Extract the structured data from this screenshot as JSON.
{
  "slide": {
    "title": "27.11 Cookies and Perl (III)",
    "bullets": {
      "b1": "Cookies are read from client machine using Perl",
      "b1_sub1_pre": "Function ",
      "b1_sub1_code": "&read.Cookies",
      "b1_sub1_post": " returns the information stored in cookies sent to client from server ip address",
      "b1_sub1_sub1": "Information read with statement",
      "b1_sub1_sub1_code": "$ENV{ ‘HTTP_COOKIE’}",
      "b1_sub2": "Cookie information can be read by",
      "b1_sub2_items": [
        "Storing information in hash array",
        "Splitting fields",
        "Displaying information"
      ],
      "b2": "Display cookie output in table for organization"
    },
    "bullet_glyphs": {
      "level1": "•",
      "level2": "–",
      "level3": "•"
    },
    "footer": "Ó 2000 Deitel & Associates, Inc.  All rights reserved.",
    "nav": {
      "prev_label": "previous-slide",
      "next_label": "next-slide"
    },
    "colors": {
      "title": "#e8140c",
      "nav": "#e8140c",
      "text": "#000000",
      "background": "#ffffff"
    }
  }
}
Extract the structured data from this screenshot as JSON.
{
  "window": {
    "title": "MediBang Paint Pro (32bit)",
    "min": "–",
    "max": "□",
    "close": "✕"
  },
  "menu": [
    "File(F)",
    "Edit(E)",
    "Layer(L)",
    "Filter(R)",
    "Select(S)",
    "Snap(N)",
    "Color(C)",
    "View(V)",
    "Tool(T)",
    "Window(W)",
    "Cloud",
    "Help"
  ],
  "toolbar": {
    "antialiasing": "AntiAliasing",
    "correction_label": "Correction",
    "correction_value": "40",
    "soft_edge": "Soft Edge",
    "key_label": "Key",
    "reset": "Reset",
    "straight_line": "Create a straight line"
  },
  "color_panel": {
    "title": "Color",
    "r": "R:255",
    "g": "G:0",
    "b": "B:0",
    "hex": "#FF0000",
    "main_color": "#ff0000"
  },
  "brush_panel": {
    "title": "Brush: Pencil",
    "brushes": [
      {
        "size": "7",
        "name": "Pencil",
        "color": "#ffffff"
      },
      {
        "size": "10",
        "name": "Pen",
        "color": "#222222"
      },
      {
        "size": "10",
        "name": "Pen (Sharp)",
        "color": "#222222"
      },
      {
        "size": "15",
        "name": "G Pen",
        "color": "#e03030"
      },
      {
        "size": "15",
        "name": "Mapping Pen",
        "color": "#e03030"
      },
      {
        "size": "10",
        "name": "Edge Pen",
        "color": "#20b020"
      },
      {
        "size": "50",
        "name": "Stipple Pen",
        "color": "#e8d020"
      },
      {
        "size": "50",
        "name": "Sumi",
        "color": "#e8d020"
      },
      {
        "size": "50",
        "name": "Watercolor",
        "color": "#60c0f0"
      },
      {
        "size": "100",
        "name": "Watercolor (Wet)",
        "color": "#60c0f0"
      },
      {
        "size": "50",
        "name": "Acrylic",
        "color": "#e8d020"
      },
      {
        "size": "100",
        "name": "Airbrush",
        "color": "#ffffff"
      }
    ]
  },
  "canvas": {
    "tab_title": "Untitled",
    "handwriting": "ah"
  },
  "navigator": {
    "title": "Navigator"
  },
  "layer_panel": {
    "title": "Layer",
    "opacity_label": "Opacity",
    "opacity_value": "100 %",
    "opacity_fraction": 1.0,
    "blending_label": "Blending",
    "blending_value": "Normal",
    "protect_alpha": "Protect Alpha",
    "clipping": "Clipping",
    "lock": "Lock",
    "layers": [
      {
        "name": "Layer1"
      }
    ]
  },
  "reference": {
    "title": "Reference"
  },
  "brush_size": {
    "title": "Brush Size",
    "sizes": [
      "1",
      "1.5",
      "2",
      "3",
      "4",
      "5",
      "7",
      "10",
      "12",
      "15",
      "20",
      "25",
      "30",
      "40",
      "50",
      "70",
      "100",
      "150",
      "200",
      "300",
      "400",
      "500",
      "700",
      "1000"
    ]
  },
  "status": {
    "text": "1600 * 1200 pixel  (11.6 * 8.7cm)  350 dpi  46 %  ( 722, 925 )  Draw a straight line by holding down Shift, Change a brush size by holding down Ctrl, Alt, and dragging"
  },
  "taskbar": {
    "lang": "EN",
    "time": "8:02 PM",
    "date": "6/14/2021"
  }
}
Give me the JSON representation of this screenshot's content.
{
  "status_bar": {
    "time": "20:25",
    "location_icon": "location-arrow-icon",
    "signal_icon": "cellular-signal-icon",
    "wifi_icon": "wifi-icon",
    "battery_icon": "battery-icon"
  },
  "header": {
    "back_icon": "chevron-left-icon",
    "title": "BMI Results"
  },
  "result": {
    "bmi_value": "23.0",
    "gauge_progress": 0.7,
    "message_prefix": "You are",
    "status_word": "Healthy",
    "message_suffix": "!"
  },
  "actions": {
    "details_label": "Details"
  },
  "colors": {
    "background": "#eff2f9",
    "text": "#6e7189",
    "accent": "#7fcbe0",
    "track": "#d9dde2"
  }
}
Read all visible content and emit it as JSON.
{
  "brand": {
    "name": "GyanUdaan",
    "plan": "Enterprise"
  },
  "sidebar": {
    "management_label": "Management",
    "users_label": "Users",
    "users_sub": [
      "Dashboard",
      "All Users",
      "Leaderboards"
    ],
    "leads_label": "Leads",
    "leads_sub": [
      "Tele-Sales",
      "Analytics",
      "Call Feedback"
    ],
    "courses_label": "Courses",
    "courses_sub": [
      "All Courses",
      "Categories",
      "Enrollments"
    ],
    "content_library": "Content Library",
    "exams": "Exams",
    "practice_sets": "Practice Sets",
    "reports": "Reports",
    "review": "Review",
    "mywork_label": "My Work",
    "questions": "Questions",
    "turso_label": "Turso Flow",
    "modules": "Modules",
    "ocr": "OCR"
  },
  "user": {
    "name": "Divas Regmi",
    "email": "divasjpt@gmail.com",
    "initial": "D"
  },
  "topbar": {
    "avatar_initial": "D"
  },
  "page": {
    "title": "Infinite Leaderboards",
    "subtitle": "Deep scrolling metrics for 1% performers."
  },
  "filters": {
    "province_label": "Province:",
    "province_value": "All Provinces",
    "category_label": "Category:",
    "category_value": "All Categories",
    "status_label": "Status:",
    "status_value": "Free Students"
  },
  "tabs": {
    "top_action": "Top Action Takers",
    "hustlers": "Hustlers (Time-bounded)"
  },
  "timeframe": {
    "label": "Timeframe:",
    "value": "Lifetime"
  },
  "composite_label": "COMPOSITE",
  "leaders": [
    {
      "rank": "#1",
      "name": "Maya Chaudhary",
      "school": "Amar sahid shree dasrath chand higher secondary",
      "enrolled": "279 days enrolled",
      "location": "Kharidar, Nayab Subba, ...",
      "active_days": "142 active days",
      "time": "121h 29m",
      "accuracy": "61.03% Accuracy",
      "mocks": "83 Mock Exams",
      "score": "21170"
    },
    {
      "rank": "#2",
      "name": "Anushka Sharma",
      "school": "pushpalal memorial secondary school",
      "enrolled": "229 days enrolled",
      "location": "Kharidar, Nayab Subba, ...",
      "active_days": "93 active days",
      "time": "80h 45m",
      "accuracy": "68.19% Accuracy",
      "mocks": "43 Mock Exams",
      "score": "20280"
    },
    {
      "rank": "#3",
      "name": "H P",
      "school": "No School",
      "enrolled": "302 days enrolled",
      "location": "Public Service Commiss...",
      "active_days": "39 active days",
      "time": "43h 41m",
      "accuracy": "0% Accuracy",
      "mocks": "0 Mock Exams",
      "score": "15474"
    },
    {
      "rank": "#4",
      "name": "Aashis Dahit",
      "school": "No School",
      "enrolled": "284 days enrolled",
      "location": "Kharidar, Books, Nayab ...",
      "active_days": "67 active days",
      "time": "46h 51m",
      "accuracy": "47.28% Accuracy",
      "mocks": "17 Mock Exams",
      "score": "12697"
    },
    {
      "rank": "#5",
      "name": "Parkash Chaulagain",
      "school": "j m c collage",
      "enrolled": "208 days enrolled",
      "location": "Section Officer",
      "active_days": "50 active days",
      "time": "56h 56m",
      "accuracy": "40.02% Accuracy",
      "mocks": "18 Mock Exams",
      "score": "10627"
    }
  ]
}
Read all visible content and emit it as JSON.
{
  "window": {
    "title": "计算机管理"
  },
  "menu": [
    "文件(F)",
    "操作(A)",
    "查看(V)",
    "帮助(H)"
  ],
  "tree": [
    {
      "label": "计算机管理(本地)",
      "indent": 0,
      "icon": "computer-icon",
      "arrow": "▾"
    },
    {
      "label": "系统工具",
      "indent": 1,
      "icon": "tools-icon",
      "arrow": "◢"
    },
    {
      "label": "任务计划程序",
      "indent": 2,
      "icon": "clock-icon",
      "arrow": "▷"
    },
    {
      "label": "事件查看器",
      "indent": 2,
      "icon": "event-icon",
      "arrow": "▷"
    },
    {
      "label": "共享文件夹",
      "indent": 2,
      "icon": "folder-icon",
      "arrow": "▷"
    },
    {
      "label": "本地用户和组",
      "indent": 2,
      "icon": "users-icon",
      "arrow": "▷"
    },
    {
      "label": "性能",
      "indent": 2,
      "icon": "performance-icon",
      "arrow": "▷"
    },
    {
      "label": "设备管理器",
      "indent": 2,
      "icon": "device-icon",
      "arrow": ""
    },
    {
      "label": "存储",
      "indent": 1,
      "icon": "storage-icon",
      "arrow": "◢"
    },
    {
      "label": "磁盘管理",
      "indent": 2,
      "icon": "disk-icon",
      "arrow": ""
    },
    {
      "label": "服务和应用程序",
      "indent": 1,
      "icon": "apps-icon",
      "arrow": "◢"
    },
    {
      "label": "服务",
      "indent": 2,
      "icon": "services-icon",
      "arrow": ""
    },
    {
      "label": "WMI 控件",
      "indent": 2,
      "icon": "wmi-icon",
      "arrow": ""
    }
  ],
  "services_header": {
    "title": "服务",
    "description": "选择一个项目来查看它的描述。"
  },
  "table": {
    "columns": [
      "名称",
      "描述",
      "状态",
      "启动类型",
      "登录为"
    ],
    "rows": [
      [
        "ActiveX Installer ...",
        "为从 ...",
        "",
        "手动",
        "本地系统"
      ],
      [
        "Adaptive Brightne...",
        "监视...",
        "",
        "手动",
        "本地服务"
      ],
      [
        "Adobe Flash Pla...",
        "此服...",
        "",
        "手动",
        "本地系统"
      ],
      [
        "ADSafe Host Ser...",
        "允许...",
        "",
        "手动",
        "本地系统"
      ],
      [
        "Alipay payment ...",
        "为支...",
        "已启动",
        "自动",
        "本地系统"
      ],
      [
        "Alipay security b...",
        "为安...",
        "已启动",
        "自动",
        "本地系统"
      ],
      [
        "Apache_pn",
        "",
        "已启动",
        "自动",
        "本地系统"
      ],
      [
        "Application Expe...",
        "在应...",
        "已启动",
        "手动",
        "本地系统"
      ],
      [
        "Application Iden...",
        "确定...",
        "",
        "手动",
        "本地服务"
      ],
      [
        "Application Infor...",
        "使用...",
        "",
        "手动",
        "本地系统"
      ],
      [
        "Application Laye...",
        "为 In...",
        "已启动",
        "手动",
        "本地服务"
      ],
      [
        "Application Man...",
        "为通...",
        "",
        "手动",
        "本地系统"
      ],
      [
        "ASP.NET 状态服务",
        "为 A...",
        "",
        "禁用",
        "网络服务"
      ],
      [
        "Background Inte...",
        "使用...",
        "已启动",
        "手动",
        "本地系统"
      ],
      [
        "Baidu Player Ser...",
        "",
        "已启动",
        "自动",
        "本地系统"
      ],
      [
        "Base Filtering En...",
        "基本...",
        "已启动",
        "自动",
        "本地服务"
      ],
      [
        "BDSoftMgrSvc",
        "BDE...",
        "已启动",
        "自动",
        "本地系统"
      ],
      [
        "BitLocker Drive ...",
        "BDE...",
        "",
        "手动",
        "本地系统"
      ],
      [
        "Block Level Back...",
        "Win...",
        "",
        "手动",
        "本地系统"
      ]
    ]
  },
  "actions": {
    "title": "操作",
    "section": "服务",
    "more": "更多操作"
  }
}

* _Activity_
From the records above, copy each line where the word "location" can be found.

* _Expected answer_
    "location_icon": "location-arrow-icon",
      "location": "Kharidar, Nayab Subba, ...",
      "location": "Kharidar, Nayab Subba, ...",
      "location": "Public Service Commiss...",
      "location": "Kharidar, Books, Nayab ...",
      "location": "Section Officer",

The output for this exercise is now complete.